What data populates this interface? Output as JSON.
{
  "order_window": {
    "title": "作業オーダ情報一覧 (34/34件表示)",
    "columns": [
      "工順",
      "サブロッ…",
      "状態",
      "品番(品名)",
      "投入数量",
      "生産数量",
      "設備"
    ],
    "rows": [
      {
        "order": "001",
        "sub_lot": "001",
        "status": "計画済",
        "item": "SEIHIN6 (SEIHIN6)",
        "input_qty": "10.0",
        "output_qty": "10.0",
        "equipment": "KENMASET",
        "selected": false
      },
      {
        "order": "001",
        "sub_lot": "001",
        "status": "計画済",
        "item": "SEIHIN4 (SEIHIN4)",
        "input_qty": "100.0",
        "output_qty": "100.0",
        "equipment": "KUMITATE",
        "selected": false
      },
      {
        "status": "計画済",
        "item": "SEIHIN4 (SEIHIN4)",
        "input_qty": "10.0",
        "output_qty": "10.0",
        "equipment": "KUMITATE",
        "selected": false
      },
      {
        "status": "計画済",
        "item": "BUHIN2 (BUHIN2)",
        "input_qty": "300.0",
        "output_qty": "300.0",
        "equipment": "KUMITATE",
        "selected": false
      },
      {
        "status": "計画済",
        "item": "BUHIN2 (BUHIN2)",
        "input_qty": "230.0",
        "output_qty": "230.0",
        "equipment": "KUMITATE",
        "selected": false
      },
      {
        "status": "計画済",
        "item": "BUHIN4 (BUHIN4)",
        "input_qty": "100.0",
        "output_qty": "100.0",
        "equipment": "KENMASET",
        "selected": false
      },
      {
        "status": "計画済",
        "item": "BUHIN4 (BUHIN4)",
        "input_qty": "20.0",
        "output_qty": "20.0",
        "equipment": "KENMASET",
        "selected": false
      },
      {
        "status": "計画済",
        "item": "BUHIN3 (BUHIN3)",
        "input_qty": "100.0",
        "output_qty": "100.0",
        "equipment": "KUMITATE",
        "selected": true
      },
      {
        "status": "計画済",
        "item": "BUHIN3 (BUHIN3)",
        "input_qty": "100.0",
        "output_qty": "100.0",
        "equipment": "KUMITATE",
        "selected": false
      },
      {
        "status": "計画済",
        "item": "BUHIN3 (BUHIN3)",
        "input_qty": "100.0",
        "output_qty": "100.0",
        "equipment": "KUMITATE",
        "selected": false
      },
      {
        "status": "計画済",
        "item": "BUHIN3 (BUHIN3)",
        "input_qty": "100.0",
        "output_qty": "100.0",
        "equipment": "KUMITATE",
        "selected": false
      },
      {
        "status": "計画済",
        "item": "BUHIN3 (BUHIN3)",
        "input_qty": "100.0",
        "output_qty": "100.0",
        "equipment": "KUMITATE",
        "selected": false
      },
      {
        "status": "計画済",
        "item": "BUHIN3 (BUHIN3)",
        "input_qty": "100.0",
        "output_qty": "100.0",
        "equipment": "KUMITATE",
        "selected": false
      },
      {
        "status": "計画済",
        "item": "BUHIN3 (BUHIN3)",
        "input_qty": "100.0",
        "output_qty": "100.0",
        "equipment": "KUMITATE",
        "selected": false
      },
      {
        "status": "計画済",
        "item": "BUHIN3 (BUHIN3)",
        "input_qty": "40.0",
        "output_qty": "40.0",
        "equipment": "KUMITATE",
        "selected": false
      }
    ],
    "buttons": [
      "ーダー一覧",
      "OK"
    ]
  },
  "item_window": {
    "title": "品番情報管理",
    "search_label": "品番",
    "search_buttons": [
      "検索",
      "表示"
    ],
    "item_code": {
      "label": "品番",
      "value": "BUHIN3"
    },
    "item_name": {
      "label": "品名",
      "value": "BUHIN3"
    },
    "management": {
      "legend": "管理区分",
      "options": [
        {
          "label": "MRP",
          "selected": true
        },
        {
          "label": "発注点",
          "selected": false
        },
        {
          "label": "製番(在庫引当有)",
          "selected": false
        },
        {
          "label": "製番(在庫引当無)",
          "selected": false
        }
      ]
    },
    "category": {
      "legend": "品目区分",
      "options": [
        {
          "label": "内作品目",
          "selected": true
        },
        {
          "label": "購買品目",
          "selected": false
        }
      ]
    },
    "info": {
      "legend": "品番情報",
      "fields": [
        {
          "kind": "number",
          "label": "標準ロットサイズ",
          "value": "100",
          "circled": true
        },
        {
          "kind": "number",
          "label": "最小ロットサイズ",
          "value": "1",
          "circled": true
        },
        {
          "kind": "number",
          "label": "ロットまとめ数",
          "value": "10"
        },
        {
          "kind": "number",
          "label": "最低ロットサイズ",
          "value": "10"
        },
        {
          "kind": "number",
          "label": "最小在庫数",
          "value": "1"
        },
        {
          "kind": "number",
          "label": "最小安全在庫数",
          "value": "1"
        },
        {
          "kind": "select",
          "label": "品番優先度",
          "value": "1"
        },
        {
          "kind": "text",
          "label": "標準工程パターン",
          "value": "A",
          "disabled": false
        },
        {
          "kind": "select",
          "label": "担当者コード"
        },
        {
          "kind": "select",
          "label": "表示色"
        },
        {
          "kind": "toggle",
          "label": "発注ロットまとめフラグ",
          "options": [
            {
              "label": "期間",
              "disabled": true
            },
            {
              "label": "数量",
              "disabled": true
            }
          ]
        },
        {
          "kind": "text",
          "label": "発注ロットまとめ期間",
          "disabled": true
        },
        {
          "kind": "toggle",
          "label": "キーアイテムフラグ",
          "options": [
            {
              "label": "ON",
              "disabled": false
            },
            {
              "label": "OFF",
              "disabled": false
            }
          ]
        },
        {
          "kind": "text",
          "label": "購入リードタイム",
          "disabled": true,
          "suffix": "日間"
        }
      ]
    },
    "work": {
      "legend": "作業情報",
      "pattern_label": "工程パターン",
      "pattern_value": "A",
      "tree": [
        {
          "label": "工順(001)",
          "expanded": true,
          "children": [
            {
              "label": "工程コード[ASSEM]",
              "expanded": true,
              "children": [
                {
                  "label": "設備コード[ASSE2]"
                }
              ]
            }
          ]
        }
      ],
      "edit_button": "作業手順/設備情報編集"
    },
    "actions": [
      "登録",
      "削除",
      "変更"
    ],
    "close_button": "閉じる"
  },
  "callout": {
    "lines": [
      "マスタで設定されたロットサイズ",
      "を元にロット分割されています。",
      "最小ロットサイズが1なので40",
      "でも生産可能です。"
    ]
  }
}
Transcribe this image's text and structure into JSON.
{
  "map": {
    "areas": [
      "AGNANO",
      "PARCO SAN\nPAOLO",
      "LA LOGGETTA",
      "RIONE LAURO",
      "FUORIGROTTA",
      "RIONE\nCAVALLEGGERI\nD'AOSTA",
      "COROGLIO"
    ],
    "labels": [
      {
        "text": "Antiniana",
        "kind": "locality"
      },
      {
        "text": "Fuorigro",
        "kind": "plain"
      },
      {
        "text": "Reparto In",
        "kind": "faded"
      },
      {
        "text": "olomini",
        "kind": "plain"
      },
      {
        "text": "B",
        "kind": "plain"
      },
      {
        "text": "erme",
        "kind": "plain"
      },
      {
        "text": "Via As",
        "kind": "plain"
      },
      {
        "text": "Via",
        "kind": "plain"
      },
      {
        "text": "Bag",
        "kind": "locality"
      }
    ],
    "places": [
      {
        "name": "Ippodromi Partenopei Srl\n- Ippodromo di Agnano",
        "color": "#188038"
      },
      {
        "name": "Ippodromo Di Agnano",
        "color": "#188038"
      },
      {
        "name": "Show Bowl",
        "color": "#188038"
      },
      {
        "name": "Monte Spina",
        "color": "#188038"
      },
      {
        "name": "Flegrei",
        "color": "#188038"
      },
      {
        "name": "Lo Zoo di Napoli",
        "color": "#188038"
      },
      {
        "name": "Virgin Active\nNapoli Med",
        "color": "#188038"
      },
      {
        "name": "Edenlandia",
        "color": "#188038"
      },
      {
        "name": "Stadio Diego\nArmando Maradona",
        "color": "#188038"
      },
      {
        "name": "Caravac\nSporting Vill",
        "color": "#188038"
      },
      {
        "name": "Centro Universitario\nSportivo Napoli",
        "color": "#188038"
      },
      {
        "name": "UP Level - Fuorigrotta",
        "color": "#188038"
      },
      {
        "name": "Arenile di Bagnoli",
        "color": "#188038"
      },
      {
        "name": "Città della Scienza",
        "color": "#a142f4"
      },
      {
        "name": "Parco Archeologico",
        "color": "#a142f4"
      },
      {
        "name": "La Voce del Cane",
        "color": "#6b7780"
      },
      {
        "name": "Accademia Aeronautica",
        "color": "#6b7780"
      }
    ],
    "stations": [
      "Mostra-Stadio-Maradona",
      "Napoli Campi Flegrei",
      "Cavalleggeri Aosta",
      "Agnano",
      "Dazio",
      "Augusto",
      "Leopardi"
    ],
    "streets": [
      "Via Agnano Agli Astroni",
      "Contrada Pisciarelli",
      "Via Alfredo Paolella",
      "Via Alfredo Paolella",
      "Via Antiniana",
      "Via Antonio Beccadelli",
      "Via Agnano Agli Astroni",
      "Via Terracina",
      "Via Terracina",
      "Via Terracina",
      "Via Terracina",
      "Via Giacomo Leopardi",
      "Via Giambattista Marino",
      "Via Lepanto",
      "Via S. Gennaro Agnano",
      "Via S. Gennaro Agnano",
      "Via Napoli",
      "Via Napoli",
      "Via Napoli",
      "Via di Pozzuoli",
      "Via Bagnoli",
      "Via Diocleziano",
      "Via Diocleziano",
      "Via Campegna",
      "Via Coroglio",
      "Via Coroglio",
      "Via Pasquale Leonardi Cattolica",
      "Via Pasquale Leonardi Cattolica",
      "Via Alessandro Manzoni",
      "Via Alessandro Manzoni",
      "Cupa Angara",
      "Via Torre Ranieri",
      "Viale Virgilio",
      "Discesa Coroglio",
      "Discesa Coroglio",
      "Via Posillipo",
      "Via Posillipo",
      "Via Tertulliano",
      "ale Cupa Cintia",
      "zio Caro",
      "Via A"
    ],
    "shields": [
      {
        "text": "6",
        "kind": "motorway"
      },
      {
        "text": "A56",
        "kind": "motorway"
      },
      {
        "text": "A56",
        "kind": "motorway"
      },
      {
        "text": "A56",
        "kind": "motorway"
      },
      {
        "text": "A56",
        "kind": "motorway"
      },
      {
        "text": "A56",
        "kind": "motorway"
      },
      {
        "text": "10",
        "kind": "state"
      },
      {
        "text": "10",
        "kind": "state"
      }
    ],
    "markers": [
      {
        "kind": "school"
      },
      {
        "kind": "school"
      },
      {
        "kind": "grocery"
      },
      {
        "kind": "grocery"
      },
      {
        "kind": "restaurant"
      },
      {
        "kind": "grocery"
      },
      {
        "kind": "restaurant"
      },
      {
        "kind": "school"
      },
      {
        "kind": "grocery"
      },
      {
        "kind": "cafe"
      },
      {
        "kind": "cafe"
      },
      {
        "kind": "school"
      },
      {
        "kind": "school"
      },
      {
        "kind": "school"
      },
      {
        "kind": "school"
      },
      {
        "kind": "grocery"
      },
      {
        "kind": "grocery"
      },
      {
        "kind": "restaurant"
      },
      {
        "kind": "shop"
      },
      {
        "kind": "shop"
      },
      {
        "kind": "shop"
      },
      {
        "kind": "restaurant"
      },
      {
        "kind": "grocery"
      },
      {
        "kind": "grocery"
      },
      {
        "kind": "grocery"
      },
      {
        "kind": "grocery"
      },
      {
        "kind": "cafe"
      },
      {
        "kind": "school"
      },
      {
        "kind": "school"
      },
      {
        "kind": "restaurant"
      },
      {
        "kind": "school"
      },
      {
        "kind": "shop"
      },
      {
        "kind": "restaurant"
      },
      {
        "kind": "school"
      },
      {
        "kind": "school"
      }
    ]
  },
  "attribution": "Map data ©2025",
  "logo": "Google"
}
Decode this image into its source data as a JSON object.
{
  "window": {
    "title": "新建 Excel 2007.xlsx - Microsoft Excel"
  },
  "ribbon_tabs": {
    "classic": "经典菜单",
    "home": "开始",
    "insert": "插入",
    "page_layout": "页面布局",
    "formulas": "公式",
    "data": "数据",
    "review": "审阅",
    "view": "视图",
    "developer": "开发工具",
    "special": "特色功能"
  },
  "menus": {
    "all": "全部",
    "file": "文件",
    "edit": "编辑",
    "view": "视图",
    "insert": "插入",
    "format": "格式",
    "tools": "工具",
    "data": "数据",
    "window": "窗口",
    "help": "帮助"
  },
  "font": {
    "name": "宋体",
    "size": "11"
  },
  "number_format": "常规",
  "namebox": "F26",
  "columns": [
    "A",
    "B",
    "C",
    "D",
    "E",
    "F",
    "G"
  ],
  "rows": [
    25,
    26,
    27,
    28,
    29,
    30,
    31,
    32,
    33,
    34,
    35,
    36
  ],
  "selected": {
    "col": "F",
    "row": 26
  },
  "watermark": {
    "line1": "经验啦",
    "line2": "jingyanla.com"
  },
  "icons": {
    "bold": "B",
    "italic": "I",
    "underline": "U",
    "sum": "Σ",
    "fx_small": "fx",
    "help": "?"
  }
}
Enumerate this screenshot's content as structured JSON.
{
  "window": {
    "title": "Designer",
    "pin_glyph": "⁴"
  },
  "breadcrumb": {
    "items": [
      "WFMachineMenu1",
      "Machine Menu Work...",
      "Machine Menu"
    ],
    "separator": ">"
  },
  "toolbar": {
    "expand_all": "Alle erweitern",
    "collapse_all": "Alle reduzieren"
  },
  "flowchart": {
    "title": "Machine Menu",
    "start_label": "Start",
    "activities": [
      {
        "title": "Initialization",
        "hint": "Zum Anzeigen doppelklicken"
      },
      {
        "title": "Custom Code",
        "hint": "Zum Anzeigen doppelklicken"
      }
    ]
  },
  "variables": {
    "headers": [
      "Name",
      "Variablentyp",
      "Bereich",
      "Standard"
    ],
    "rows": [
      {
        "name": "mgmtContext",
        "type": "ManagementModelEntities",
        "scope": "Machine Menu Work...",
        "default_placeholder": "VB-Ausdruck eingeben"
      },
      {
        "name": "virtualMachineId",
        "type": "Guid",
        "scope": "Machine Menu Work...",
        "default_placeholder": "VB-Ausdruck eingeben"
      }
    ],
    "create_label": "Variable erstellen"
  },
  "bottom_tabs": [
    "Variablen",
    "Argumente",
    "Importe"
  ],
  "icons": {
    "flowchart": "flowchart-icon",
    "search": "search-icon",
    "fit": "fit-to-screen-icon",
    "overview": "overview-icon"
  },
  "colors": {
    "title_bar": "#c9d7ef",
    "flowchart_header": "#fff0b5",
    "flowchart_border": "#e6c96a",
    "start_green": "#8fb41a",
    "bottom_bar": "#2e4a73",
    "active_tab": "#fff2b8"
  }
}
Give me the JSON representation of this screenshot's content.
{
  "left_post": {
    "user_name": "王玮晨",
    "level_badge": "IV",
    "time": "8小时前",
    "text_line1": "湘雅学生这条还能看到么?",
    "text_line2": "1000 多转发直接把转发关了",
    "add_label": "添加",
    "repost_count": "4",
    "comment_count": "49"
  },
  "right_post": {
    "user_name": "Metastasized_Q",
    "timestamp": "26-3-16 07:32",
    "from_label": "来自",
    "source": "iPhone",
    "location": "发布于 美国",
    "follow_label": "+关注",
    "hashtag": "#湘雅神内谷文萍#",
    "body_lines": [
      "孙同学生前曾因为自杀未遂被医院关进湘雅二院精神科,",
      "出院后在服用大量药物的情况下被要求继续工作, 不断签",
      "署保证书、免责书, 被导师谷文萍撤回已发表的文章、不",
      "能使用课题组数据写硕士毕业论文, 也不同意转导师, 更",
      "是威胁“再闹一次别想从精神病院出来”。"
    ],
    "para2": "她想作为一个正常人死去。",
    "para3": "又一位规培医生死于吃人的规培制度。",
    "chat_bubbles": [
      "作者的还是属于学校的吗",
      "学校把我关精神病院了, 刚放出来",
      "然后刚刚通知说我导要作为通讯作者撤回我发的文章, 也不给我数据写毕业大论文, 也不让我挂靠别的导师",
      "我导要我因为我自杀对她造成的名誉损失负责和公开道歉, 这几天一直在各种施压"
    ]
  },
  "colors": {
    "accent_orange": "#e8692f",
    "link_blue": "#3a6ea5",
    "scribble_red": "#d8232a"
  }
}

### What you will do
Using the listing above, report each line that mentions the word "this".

### Exercise solution
What data populates this interface? Output as JSON.
Transcribe this image's text and structure into JSON.
Decode this image into its source data as a JSON object.
Enumerate this screenshot's content as structured JSON.
Give me the JSON representation of this screenshot's content.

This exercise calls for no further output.